’When you open a packet of a synthetic cannabinoid like K2 or Spice and pour the dried vegetation into your hand, it looks like marijuana. These dried leaves and stems can be inert or come from psychoactive plants like Wild Dagga. Some of these plants are contaminated with heavy metals, pesticides, mold or salmonella.
However, synthetic cannabinoids are anything but natural. They are mass-produced overseas and then shipped in bulk to the U.S., where they are dissolved and then mixed with dried vegetation, which absorbs the liquid. This process is very imprecise, so the dose in one packet can differ greatly within or between batches.
There are several hundred synthetic cannabinoids in existence, and they all stimulate cannabinoid type 1 receptors (CB1), just like the active component in natural marijuana, THC, that provides the high. But they do so with different intensities and for differing periods of time. Some incorporate the central ring structure of the THC molecule before laboratory modification, but many others do not. More problems arise because some of the synthetic cannabinoids stimulate non-cannabinoid receptors and can cause unanticipated effects as well. There is no way to know which synthetic cannabinoids are actually in the product you purchased.
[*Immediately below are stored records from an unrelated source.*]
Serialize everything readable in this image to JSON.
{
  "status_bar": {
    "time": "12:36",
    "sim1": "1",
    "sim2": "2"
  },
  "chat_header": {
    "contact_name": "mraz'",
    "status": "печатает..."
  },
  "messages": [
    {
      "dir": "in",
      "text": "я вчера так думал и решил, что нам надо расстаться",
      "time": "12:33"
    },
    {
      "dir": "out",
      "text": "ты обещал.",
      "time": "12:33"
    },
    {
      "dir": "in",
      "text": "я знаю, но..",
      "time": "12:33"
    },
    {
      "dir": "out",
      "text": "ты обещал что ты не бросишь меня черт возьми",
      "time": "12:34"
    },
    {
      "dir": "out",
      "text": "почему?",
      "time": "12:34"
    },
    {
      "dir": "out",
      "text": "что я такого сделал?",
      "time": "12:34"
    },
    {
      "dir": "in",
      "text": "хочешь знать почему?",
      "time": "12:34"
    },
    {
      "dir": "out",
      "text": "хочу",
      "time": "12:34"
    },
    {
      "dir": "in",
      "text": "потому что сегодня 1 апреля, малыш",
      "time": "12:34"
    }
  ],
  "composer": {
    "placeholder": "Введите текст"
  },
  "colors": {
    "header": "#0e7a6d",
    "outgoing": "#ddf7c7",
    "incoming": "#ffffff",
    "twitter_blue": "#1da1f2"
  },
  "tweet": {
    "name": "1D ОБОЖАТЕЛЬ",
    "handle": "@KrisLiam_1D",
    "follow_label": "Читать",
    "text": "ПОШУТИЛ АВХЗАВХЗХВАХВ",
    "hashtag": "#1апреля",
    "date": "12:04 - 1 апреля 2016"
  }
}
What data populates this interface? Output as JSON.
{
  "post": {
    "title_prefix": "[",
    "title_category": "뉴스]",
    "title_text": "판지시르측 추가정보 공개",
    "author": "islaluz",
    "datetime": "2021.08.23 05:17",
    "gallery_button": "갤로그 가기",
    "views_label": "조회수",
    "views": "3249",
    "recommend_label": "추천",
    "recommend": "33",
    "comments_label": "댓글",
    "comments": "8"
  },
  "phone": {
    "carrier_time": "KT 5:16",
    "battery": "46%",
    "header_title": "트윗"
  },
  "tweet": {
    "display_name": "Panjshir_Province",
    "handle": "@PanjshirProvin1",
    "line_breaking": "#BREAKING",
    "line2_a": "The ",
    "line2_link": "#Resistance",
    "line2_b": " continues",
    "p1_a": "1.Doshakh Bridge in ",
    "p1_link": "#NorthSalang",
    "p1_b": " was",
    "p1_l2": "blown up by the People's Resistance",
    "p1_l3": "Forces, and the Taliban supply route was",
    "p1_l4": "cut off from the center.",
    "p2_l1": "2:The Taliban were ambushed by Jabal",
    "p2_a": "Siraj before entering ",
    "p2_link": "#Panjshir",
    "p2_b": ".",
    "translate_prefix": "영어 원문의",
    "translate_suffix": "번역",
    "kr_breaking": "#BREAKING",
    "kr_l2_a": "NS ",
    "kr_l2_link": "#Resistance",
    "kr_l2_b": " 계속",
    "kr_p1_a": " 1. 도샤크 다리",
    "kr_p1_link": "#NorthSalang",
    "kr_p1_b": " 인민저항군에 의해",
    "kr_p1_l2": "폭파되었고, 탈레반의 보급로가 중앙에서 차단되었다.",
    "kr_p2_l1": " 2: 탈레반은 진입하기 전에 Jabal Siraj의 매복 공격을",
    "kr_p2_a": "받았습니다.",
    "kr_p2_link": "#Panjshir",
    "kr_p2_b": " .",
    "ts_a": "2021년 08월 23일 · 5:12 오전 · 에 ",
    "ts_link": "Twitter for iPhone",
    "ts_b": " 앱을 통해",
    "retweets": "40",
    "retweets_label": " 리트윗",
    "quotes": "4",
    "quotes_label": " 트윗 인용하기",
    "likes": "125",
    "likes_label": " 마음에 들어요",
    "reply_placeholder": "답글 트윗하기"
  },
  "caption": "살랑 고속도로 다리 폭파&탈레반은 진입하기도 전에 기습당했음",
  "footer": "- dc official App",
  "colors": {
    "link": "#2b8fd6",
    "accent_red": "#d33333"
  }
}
The molecular structure of THC, the active component of marijuana. Many chemists producing synthetic cannabinoids in the lab use the three hexagonal rings as the scaffold to generate new molecules that produce a similar high. Lifestyle discover/Shutterstock.com Natural marijuana does not comprise only THC. The other constituents in natural marijuana such as cannabidiol actually help to temper the negative impact of THC but are absent in synthetic cannabinoids. In addition to these myriad risks, there is also a risk that synthetic cannabinoids can be adulterated with other chemicals, ranging from opioids to rat poison.…’
Via The Conversation